## Data provided

= Beginning of Section =

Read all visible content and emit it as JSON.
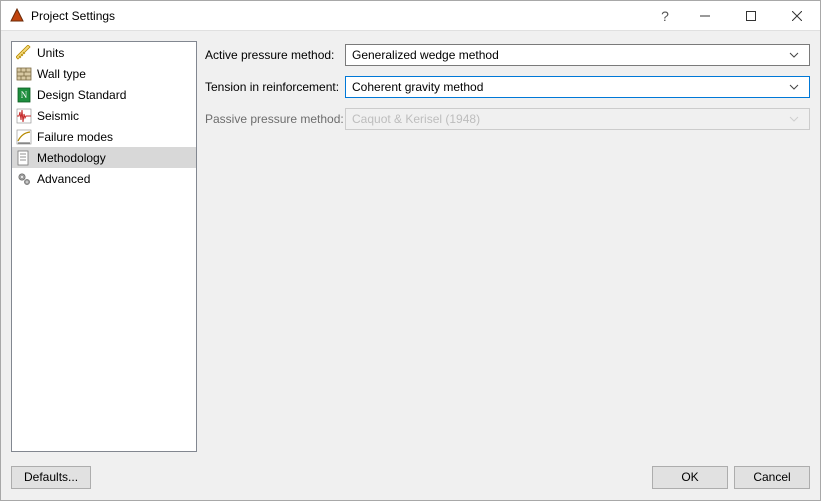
{
  "window": {
    "title": "Project Settings",
    "help_symbol": "?",
    "minimize_tooltip": "Minimize",
    "maximize_tooltip": "Maximize",
    "close_tooltip": "Close"
  },
  "sidebar": {
    "items": [
      {
        "label": "Units",
        "icon": "ruler-icon",
        "selected": false
      },
      {
        "label": "Wall type",
        "icon": "wall-icon",
        "selected": false
      },
      {
        "label": "Design Standard",
        "icon": "standard-icon",
        "selected": false
      },
      {
        "label": "Seismic",
        "icon": "seismic-icon",
        "selected": false
      },
      {
        "label": "Failure modes",
        "icon": "failure-icon",
        "selected": false
      },
      {
        "label": "Methodology",
        "icon": "method-icon",
        "selected": true
      },
      {
        "label": "Advanced",
        "icon": "gears-icon",
        "selected": false
      }
    ]
  },
  "form": {
    "active_pressure": {
      "label": "Active pressure method:",
      "value": "Generalized wedge method",
      "enabled": true,
      "focused": false
    },
    "tension": {
      "label": "Tension in reinforcement:",
      "value": "Coherent gravity method",
      "enabled": true,
      "focused": true
    },
    "passive_pressure": {
      "label": "Passive pressure method:",
      "value": "Caquot & Kerisel (1948)",
      "enabled": false,
      "focused": false
    }
  },
  "footer": {
    "defaults": "Defaults...",
    "ok": "OK",
    "cancel": "Cancel"
  }
}
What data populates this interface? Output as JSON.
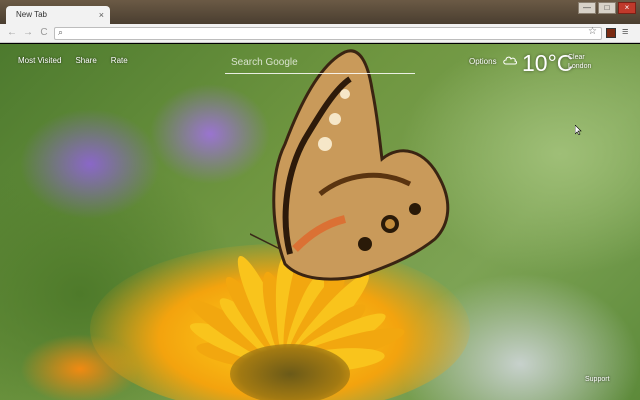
{
  "browser": {
    "tab_title": "New Tab",
    "tab_close": "×",
    "back": "←",
    "forward": "→",
    "reload": "C",
    "star": "☆",
    "menu": "≡",
    "window_minimize": "—",
    "window_maximize": "□",
    "window_close": "×"
  },
  "links": {
    "most_visited": "Most Visited",
    "share": "Share",
    "rate": "Rate"
  },
  "search": {
    "placeholder": "Search Google"
  },
  "options_label": "Options",
  "weather": {
    "temperature": "10°C",
    "condition": "Clear",
    "location": "London",
    "icon": "cloud-icon"
  },
  "support_label": "Support",
  "colors": {
    "accent_petal": "#f7b514",
    "chrome_bg": "#f2f2f2"
  }
}
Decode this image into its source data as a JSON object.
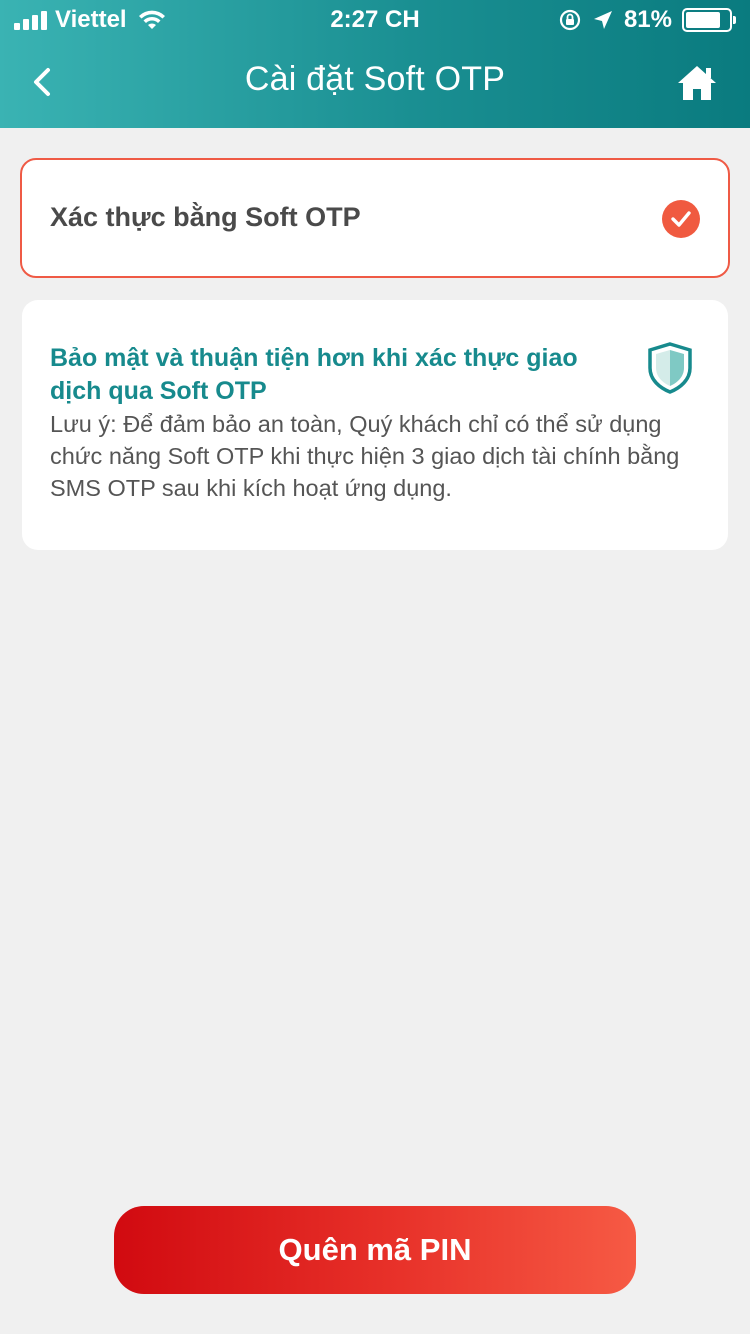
{
  "status_bar": {
    "carrier": "Viettel",
    "time": "2:27 CH",
    "battery": "81%",
    "battery_level": 0.81
  },
  "header": {
    "title": "Cài đặt Soft OTP",
    "back_icon": "chevron-left-icon",
    "home_icon": "home-icon"
  },
  "option": {
    "label": "Xác thực bằng Soft OTP",
    "checked": true,
    "accent": "#f05a40"
  },
  "info": {
    "title": "Bảo mật và thuận tiện hơn khi xác thực giao dịch qua Soft OTP",
    "note": "Lưu ý: Để đảm bảo an toàn, Quý khách chỉ có thể sử dụng chức năng Soft OTP khi thực hiện 3 giao dịch tài chính bằng SMS OTP sau khi kích hoạt ứng dụng.",
    "icon": "shield-icon",
    "accent": "#178a8d"
  },
  "footer": {
    "button_label": "Quên mã PIN"
  }
}
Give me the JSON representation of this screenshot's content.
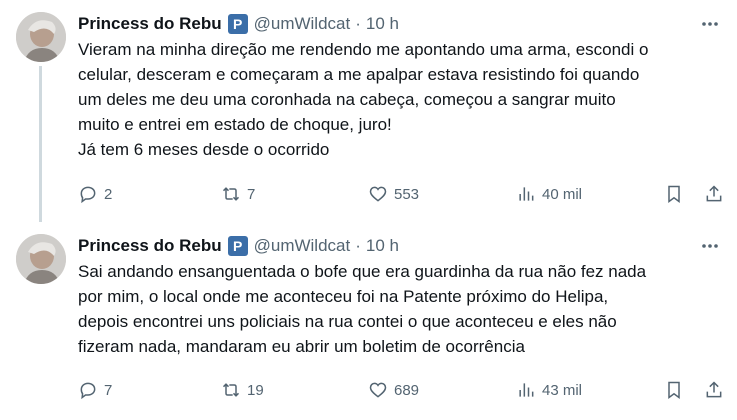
{
  "tweets": [
    {
      "author_name": "Princess do Rebu",
      "badge": "P",
      "handle": "@umWildcat",
      "separator": "·",
      "time": "10 h",
      "text_lines": [
        "Vieram na minha direção me rendendo me apontando uma arma, escondi o",
        "celular, desceram e começaram a me apalpar estava resistindo foi quando",
        "um deles me deu uma coronhada na cabeça, começou a sangrar muito",
        "muito e entrei em estado de choque, juro!",
        "Já tem 6 meses desde o ocorrido"
      ],
      "replies": "2",
      "retweets": "7",
      "likes": "553",
      "views": "40 mil"
    },
    {
      "author_name": "Princess do Rebu",
      "badge": "P",
      "handle": "@umWildcat",
      "separator": "·",
      "time": "10 h",
      "text_lines": [
        "Sai andando ensanguentada o bofe que era guardinha da rua não fez nada",
        "por mim, o local onde me aconteceu foi na Patente próximo do Helipa,",
        "depois encontrei uns policiais na rua contei o que aconteceu e eles não",
        "fizeram nada, mandaram eu abrir um boletim de ocorrência"
      ],
      "replies": "7",
      "retweets": "19",
      "likes": "689",
      "views": "43 mil"
    }
  ],
  "colors": {
    "text": "#0f1419",
    "secondary": "#536471",
    "badge": "#3b6ea8",
    "thread_line": "#cfd9de"
  },
  "icons": [
    "more-icon",
    "reply-icon",
    "retweet-icon",
    "like-icon",
    "views-icon",
    "bookmark-icon",
    "share-icon"
  ]
}
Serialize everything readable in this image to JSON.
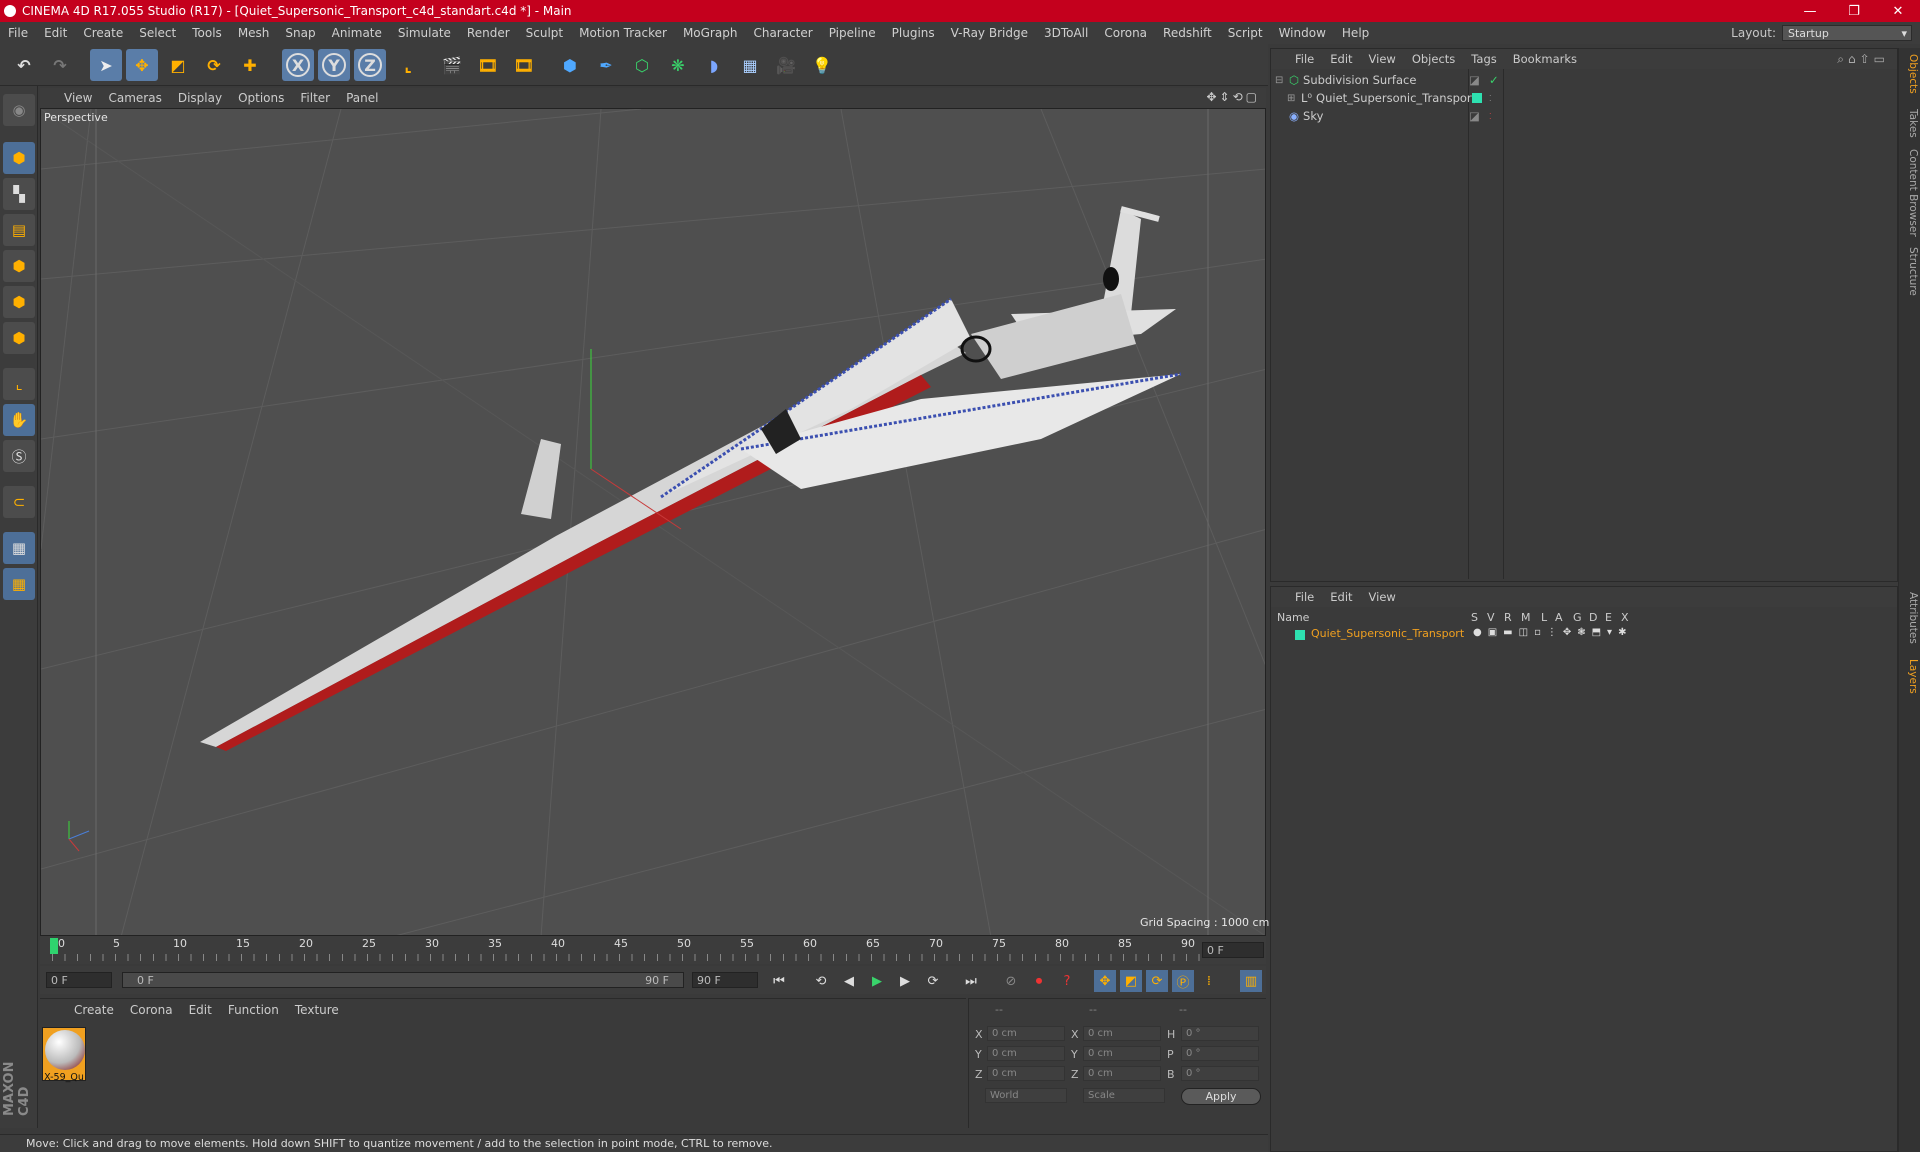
{
  "window": {
    "title": "CINEMA 4D R17.055 Studio (R17) - [Quiet_Supersonic_Transport_c4d_standart.c4d *] - Main",
    "minimize": "—",
    "restore": "❐",
    "close": "✕"
  },
  "menu": {
    "items": [
      "File",
      "Edit",
      "Create",
      "Select",
      "Tools",
      "Mesh",
      "Snap",
      "Animate",
      "Simulate",
      "Render",
      "Sculpt",
      "Motion Tracker",
      "MoGraph",
      "Character",
      "Pipeline",
      "Plugins",
      "V-Ray Bridge",
      "3DToAll",
      "Corona",
      "Redshift",
      "Script",
      "Window",
      "Help"
    ],
    "layout_label": "Layout:",
    "layout_value": "Startup"
  },
  "toolbar": {
    "icons": [
      "undo-icon",
      "redo-icon",
      "select-arrow-icon",
      "move-icon",
      "scale-icon",
      "rotate-icon",
      "add-icon",
      "x-axis-icon",
      "y-axis-icon",
      "z-axis-icon",
      "coord-system-icon",
      "render-view-icon",
      "render-picture-viewer-icon",
      "render-settings-icon",
      "cube-primitive-icon",
      "pen-spline-icon",
      "subdivision-icon",
      "cloner-icon",
      "deformer-icon",
      "floor-icon",
      "camera-icon",
      "light-icon"
    ],
    "axis_x": "X",
    "axis_y": "Y",
    "axis_z": "Z"
  },
  "viewport": {
    "menu": [
      "View",
      "Cameras",
      "Display",
      "Options",
      "Filter",
      "Panel"
    ],
    "label": "Perspective",
    "grid_spacing": "Grid Spacing : 1000 cm"
  },
  "timeline": {
    "ticks": [
      "0",
      "5",
      "10",
      "15",
      "20",
      "25",
      "30",
      "35",
      "40",
      "45",
      "50",
      "55",
      "60",
      "65",
      "70",
      "75",
      "80",
      "85",
      "90"
    ],
    "current_frame_field": "0 F"
  },
  "playback": {
    "start": "0 F",
    "range_start": "0 F",
    "range_end": "90 F",
    "end": "90 F"
  },
  "materials": {
    "menu": [
      "Create",
      "Corona",
      "Edit",
      "Function",
      "Texture"
    ],
    "items": [
      {
        "name": "X-59_Qu"
      }
    ]
  },
  "coords": {
    "header": [
      "--",
      "--",
      "--"
    ],
    "rows": [
      {
        "a": "X",
        "v1": "0 cm",
        "b": "X",
        "v2": "0 cm",
        "c": "H",
        "v3": "0 °"
      },
      {
        "a": "Y",
        "v1": "0 cm",
        "b": "Y",
        "v2": "0 cm",
        "c": "P",
        "v3": "0 °"
      },
      {
        "a": "Z",
        "v1": "0 cm",
        "b": "Z",
        "v2": "0 cm",
        "c": "B",
        "v3": "0 °"
      }
    ],
    "space": "World",
    "mode": "Scale",
    "apply": "Apply"
  },
  "status": "Move: Click and drag to move elements. Hold down SHIFT to quantize movement / add to the selection in point mode, CTRL to remove.",
  "objects": {
    "menu": [
      "File",
      "Edit",
      "View",
      "Objects",
      "Tags",
      "Bookmarks"
    ],
    "rows": [
      {
        "name": "Subdivision Surface",
        "tag_color": "#9ad14e"
      },
      {
        "name": "Quiet_Supersonic_Transport",
        "tag_color": "#2ee0b0"
      },
      {
        "name": "Sky",
        "tag_color": ""
      }
    ]
  },
  "layers": {
    "menu": [
      "File",
      "Edit",
      "View"
    ],
    "columns": [
      "Name",
      "S",
      "V",
      "R",
      "M",
      "L",
      "A",
      "G",
      "D",
      "E",
      "X"
    ],
    "rows": [
      {
        "name": "Quiet_Supersonic_Transport",
        "color": "#2ee0b0"
      }
    ]
  },
  "right_tabs": [
    "Objects",
    "Takes",
    "Content Browser",
    "Structure",
    "Attributes",
    "Layers"
  ],
  "colors": {
    "title_bar": "#c4001d",
    "accent": "#5a7da8",
    "layer_name": "#f0a020"
  }
}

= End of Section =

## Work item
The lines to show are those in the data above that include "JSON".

## Worked solution
Read all visible content and emit it as JSON.
What data populates this interface? Output as JSON.
Decode this image into its source data as a JSON object.
Give me the JSON representation of this screenshot's content.
Serialize everything readable in this image to JSON.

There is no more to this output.